_Task data:_
= = =

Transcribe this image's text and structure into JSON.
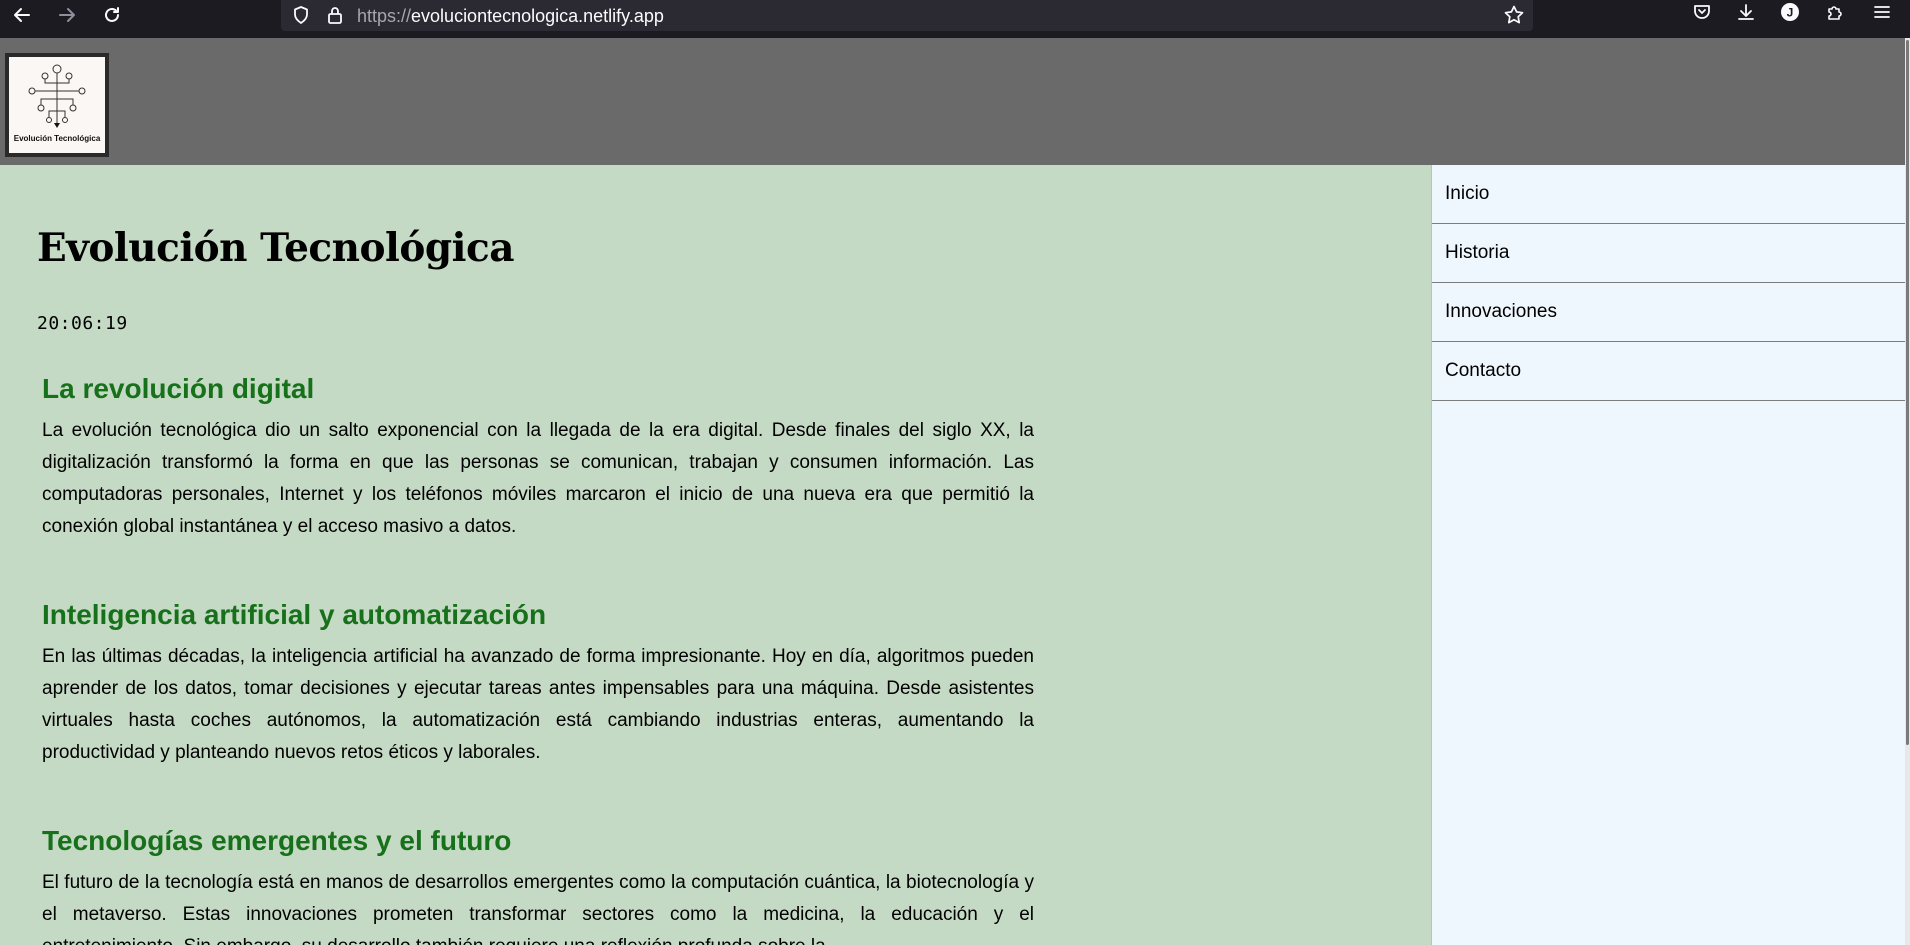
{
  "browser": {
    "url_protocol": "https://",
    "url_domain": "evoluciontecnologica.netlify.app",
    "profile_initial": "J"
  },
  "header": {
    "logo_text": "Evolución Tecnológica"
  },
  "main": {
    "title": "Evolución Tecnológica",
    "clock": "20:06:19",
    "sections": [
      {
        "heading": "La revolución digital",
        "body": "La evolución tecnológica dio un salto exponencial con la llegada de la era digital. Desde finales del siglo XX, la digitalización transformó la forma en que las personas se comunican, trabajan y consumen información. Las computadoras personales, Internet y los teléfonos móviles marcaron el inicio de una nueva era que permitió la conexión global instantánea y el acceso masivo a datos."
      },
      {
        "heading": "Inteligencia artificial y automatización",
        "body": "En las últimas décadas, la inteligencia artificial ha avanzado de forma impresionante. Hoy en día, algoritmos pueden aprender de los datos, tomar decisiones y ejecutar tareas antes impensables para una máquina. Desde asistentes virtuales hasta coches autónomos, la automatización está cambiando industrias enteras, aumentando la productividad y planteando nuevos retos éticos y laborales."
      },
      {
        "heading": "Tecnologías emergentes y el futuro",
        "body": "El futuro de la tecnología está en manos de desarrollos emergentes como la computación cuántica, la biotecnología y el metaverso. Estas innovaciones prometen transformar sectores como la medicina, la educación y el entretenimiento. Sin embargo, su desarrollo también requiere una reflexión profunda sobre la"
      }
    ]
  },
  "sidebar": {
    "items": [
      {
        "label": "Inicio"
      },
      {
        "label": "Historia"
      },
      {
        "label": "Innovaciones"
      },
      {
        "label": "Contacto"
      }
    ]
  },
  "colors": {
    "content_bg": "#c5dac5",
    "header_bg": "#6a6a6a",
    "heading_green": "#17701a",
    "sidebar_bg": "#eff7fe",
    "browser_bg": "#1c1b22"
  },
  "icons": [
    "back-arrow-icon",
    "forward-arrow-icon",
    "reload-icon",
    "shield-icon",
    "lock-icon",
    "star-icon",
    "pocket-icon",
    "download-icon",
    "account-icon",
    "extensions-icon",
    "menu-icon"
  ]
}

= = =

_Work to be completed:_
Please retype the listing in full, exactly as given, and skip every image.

_Task result:_
Transcribe this image's text and structure into JSON.
{
  "browser": {
    "url_protocol": "https://",
    "url_domain": "evoluciontecnologica.netlify.app",
    "profile_initial": "J"
  },
  "header": {
    "logo_text": "Evolución Tecnológica"
  },
  "main": {
    "title": "Evolución Tecnológica",
    "clock": "20:06:19",
    "sections": [
      {
        "heading": "La revolución digital",
        "body": "La evolución tecnológica dio un salto exponencial con la llegada de la era digital. Desde finales del siglo XX, la digitalización transformó la forma en que las personas se comunican, trabajan y consumen información. Las computadoras personales, Internet y los teléfonos móviles marcaron el inicio de una nueva era que permitió la conexión global instantánea y el acceso masivo a datos."
      },
      {
        "heading": "Inteligencia artificial y automatización",
        "body": "En las últimas décadas, la inteligencia artificial ha avanzado de forma impresionante. Hoy en día, algoritmos pueden aprender de los datos, tomar decisiones y ejecutar tareas antes impensables para una máquina. Desde asistentes virtuales hasta coches autónomos, la automatización está cambiando industrias enteras, aumentando la productividad y planteando nuevos retos éticos y laborales."
      },
      {
        "heading": "Tecnologías emergentes y el futuro",
        "body": "El futuro de la tecnología está en manos de desarrollos emergentes como la computación cuántica, la biotecnología y el metaverso. Estas innovaciones prometen transformar sectores como la medicina, la educación y el entretenimiento. Sin embargo, su desarrollo también requiere una reflexión profunda sobre la"
      }
    ]
  },
  "sidebar": {
    "items": [
      {
        "label": "Inicio"
      },
      {
        "label": "Historia"
      },
      {
        "label": "Innovaciones"
      },
      {
        "label": "Contacto"
      }
    ]
  },
  "colors": {
    "content_bg": "#c5dac5",
    "header_bg": "#6a6a6a",
    "heading_green": "#17701a",
    "sidebar_bg": "#eff7fe",
    "browser_bg": "#1c1b22"
  },
  "icons": [
    "back-arrow-icon",
    "forward-arrow-icon",
    "reload-icon",
    "shield-icon",
    "lock-icon",
    "star-icon",
    "pocket-icon",
    "download-icon",
    "account-icon",
    "extensions-icon",
    "menu-icon"
  ]
}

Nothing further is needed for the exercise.